        Diverse populations, autonomy, and advanced clinical practice are some aspects of the nurse practitioner role that attract nurses, but when children are added to the patient mix, the attraction becomes irresistible for many. Janna Willhaus, a CPNP in Prairie Village, Kansas, said, “I've always been drawn to children and like the opportunities to teach families and make a difference in their lives.”
        Pediatric nurse practitioners (PNPs) use critical thinking skills and form interdisciplinary partnerships to provide optimal care to their young patients. This role demonstrates the personal, collegial, and collaborative approach that defines all NP practice, but nowhere does diagnostic skill and competence in clinician/patient interaction have more importance than in the pediatric environment. Pediatric care spans a wide spectrum, covering newborns, infants, children, adolescents, and young adults. These patients are often unable to fully articulate their concerns, pain, or disability and so rely on perceptive and highly skilled practitioners to assess their needs and ease their fears.
        PNPs promote good health habits, follow evidence-based clinical practice guidelines for screening, advocate for children and families, provide anticipatory guidance, and counsel on environment, lifestyle, and development. They also are highly concerned with disease prevention. The most common activities in daily practice include:
        • Assessing growth patterns
        • Evaluating developmental milestones and educating parents about normal growth and development
        • Eliciting comprehensive health histories
        • Ordering and interpreting common laboratory and other diagnostic tests
        • Diagnosing and treating common acute illnesses
        • Prescribing medication
        • Ordering immunizations
        • Performing physical examinations, including school physicals, preparticipation sports physicals, and general well-child exams
        • Providing anticipatory guidance
        What professional and personal skills are necessary to excel as a PNP? Willhaus says, “The ability to listen, empathy, a gentle approach with children, patience, flexibility, the ability to take good history, and the ability to problem solve” are invaluable.
        In addition to their traditional role as integral team members in clinics owned by hospitals, health departments, health plans, and NP or physician groups, many PNPs are working in convenient care clinics, emergency departments, specialty practices, and acute/inpatient settings. The scope of practice for PNPs in many states extends their reach into hospitals, hospices, and retail settings.
        The National Association of Children's Hospitals and Related Institutions has 218 members in the US and six other countries.

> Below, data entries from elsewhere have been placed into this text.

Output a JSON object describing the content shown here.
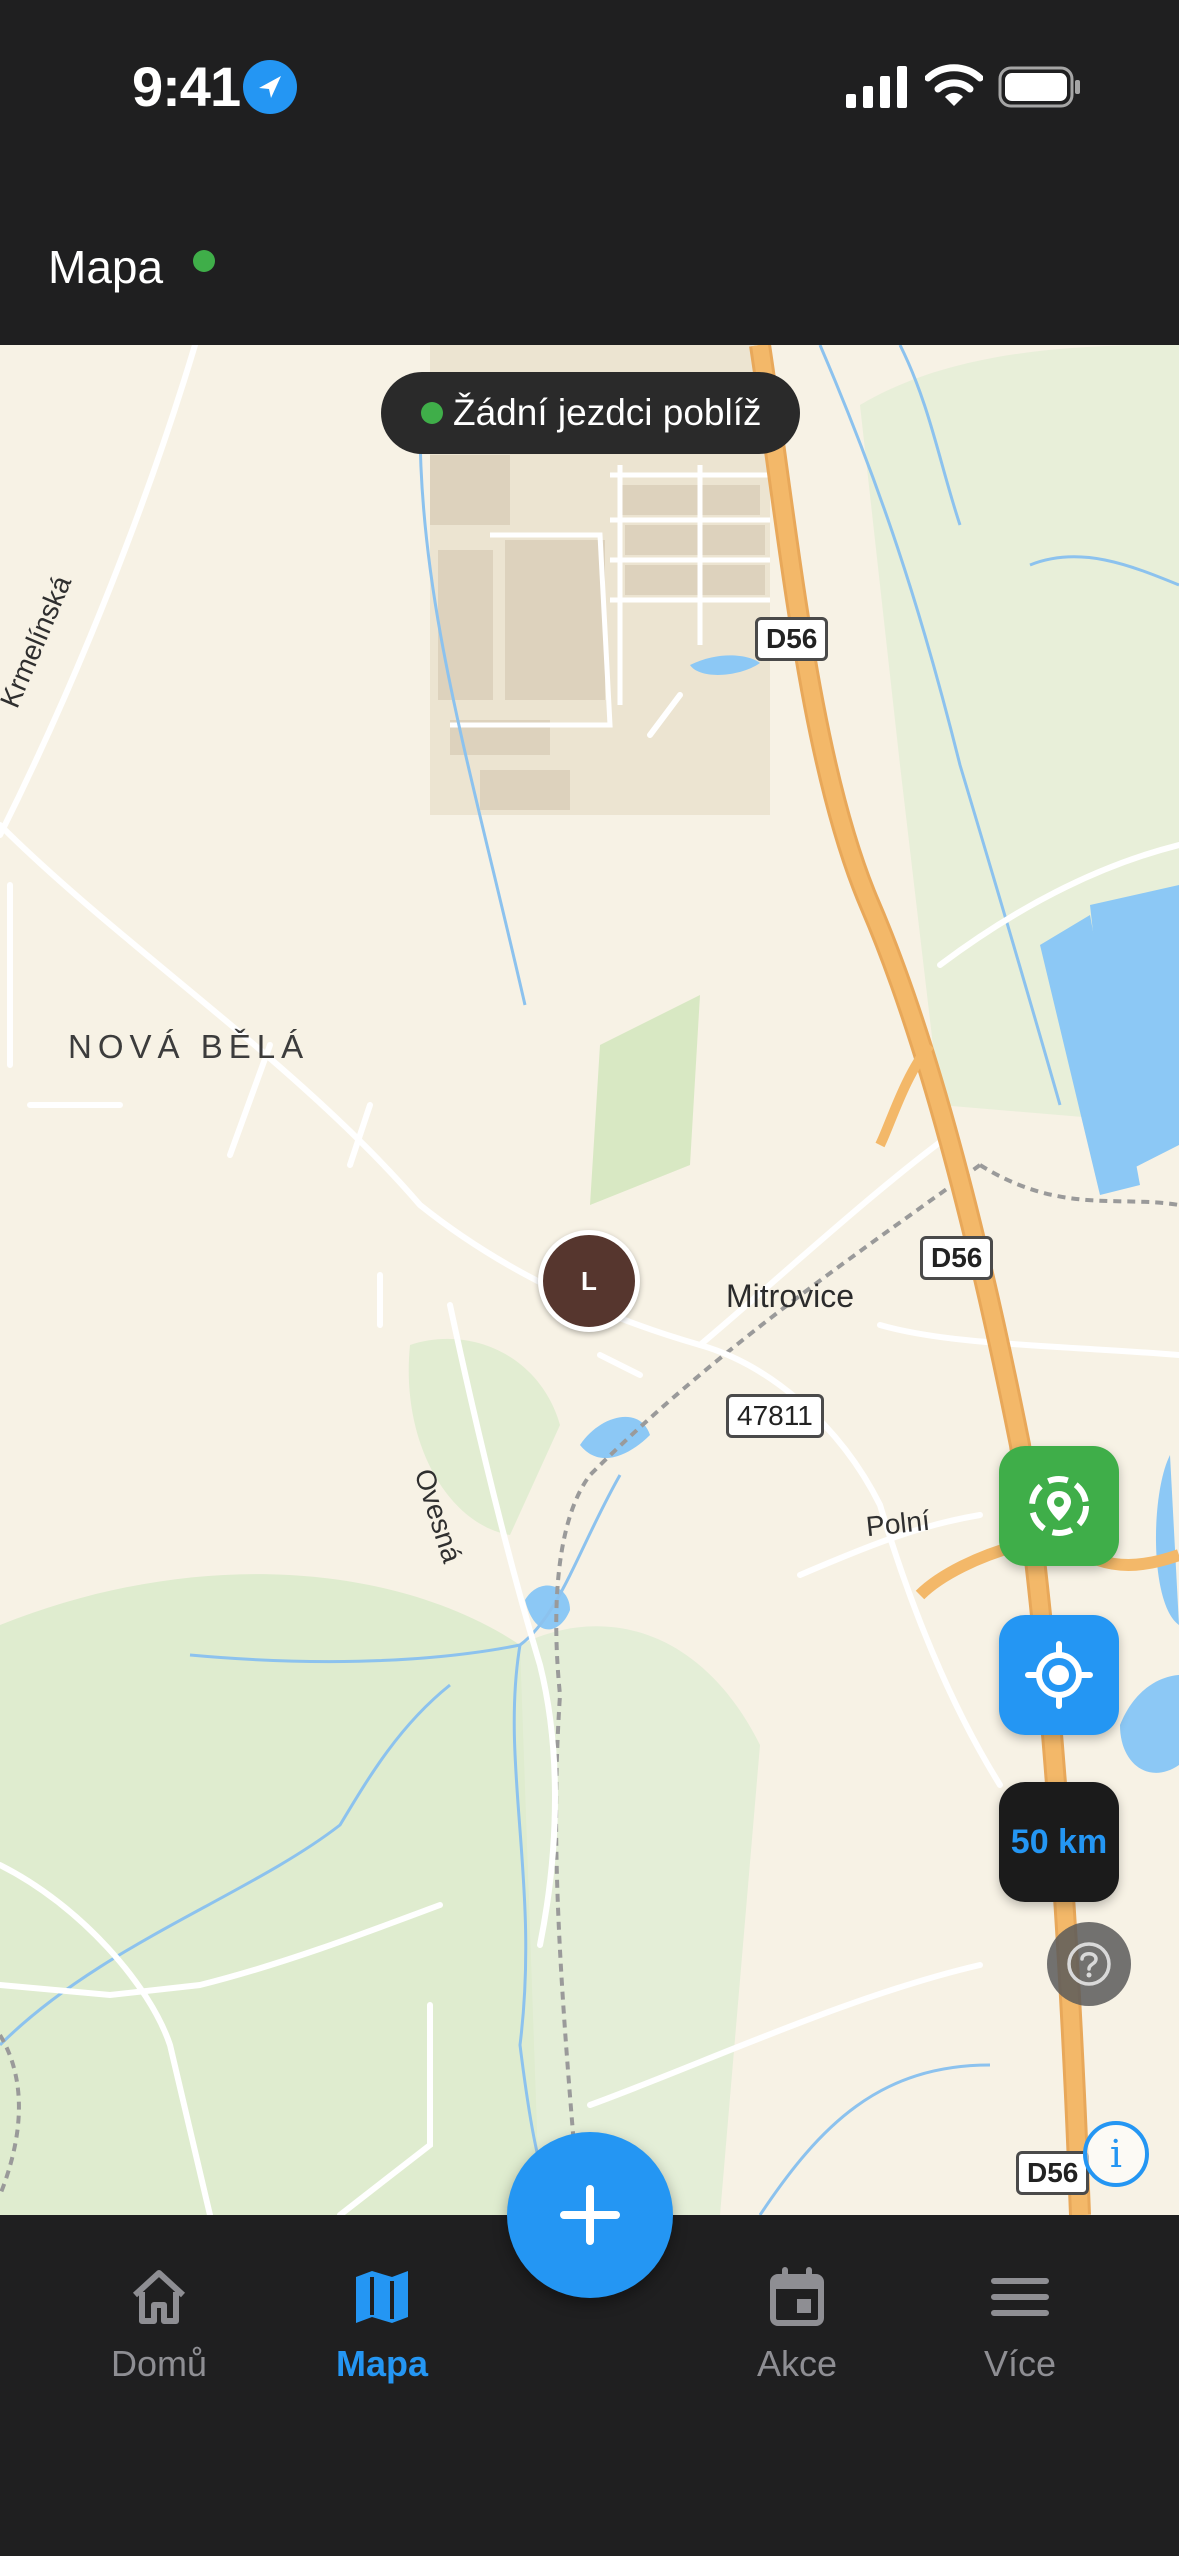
{
  "status_bar": {
    "time": "9:41",
    "icons": [
      "location-arrow-icon",
      "cellular-signal-icon",
      "wifi-icon",
      "battery-icon"
    ]
  },
  "header": {
    "title": "Mapa",
    "status_color": "#3fae49"
  },
  "map": {
    "nearby_status": "Žádní jezdci poblíž",
    "place_label": "NOVÁ BĚLÁ",
    "village_label": "Mitrovice",
    "streets": {
      "krmelinska": "Krmelínská",
      "ovesna": "Ovesná",
      "polni": "Polní"
    },
    "road_shields": [
      "D56",
      "D56",
      "47811",
      "D56"
    ],
    "rider_marker": "L",
    "buttons": {
      "geofence": "geofence-icon",
      "my_location": "crosshair-icon",
      "radius": "50 km",
      "help": "help-icon",
      "info": "i"
    }
  },
  "tabbar": {
    "items": [
      {
        "label": "Domů",
        "icon": "home-icon",
        "active": false
      },
      {
        "label": "Mapa",
        "icon": "map-icon",
        "active": true
      },
      {
        "label": "Akce",
        "icon": "calendar-icon",
        "active": false
      },
      {
        "label": "Více",
        "icon": "menu-icon",
        "active": false
      }
    ],
    "add_icon": "plus-icon"
  },
  "colors": {
    "accent": "#2496f3",
    "success": "#3fae49",
    "background": "#1f1f20",
    "map_land": "#f7f2e5",
    "highway": "#f3b869",
    "water": "#8cc8f5"
  }
}
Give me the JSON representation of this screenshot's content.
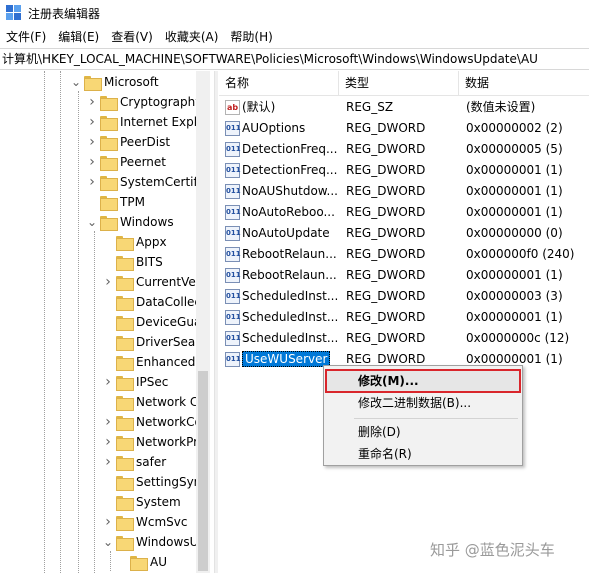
{
  "window": {
    "title": "注册表编辑器"
  },
  "menubar": [
    "文件(F)",
    "编辑(E)",
    "查看(V)",
    "收藏夹(A)",
    "帮助(H)"
  ],
  "address": "计算机\\HKEY_LOCAL_MACHINE\\SOFTWARE\\Policies\\Microsoft\\Windows\\WindowsUpdate\\AU",
  "tree": [
    {
      "label": "Microsoft",
      "expander": "expanded"
    },
    {
      "label": "Cryptography",
      "expander": "collapsed"
    },
    {
      "label": "Internet Explo",
      "expander": "collapsed"
    },
    {
      "label": "PeerDist",
      "expander": "collapsed"
    },
    {
      "label": "Peernet",
      "expander": "collapsed"
    },
    {
      "label": "SystemCertific",
      "expander": "collapsed"
    },
    {
      "label": "TPM",
      "expander": "none"
    },
    {
      "label": "Windows",
      "expander": "expanded"
    },
    {
      "label": "Appx",
      "expander": "none"
    },
    {
      "label": "BITS",
      "expander": "none"
    },
    {
      "label": "CurrentVer",
      "expander": "collapsed"
    },
    {
      "label": "DataCollec",
      "expander": "none"
    },
    {
      "label": "DeviceGua",
      "expander": "none"
    },
    {
      "label": "DriverSear",
      "expander": "none"
    },
    {
      "label": "EnhancedS",
      "expander": "none"
    },
    {
      "label": "IPSec",
      "expander": "collapsed"
    },
    {
      "label": "Network C",
      "expander": "none"
    },
    {
      "label": "NetworkCo",
      "expander": "collapsed"
    },
    {
      "label": "NetworkPr",
      "expander": "collapsed"
    },
    {
      "label": "safer",
      "expander": "collapsed"
    },
    {
      "label": "SettingSyn",
      "expander": "none"
    },
    {
      "label": "System",
      "expander": "none"
    },
    {
      "label": "WcmSvc",
      "expander": "collapsed"
    },
    {
      "label": "WindowsU",
      "expander": "expanded"
    },
    {
      "label": "AU",
      "expander": "none"
    }
  ],
  "list": {
    "headers": {
      "name": "名称",
      "type": "类型",
      "data": "数据"
    },
    "rows": [
      {
        "name": "(默认)",
        "type": "REG_SZ",
        "data": "(数值未设置)",
        "icon": "string-value-icon",
        "icon_text": "ab"
      },
      {
        "name": "AUOptions",
        "type": "REG_DWORD",
        "data": "0x00000002 (2)",
        "icon": "dword-value-icon",
        "icon_text": "011"
      },
      {
        "name": "DetectionFreq...",
        "type": "REG_DWORD",
        "data": "0x00000005 (5)",
        "icon": "dword-value-icon",
        "icon_text": "011"
      },
      {
        "name": "DetectionFreq...",
        "type": "REG_DWORD",
        "data": "0x00000001 (1)",
        "icon": "dword-value-icon",
        "icon_text": "011"
      },
      {
        "name": "NoAUShutdow...",
        "type": "REG_DWORD",
        "data": "0x00000001 (1)",
        "icon": "dword-value-icon",
        "icon_text": "011"
      },
      {
        "name": "NoAutoReboo...",
        "type": "REG_DWORD",
        "data": "0x00000001 (1)",
        "icon": "dword-value-icon",
        "icon_text": "011"
      },
      {
        "name": "NoAutoUpdate",
        "type": "REG_DWORD",
        "data": "0x00000000 (0)",
        "icon": "dword-value-icon",
        "icon_text": "011"
      },
      {
        "name": "RebootRelaun...",
        "type": "REG_DWORD",
        "data": "0x000000f0 (240)",
        "icon": "dword-value-icon",
        "icon_text": "011"
      },
      {
        "name": "RebootRelaun...",
        "type": "REG_DWORD",
        "data": "0x00000001 (1)",
        "icon": "dword-value-icon",
        "icon_text": "011"
      },
      {
        "name": "ScheduledInst...",
        "type": "REG_DWORD",
        "data": "0x00000003 (3)",
        "icon": "dword-value-icon",
        "icon_text": "011"
      },
      {
        "name": "ScheduledInst...",
        "type": "REG_DWORD",
        "data": "0x00000001 (1)",
        "icon": "dword-value-icon",
        "icon_text": "011"
      },
      {
        "name": "ScheduledInst...",
        "type": "REG_DWORD",
        "data": "0x0000000c (12)",
        "icon": "dword-value-icon",
        "icon_text": "011"
      },
      {
        "name": "UseWUServer",
        "type": "REG_DWORD",
        "data": "0x00000001 (1)",
        "icon": "dword-value-icon",
        "icon_text": "011",
        "selected": true
      }
    ]
  },
  "context_menu": [
    {
      "label": "修改(M)...",
      "highlighted": true
    },
    {
      "label": "修改二进制数据(B)..."
    },
    {
      "label": "删除(D)"
    },
    {
      "label": "重命名(R)"
    }
  ],
  "watermark": "知乎 @蓝色泥头车",
  "colors": {
    "selection": "#0078d7",
    "highlight_border": "#d9262c",
    "folder": "#f8d775"
  }
}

The most common conditions treated at these facilities are respiratory, gastrointestinal, neurological, and orthopedic. Thirty-four children's hospitals nationwide have earned Magnet™ status from the American Nurses Credentialing Center.
        If you are an NP seeking a new opportunity in pediatrics, check out the jobs offered on the following pages. Willhaus advises, “Take the time to make both the patient and parent comfortable, listen to the parents' concerns (if they don't think you listened to them, they probably won't listen to you), and remember that teaching is as important as diagnosing. The job is very rewarding, and you can make a difference.”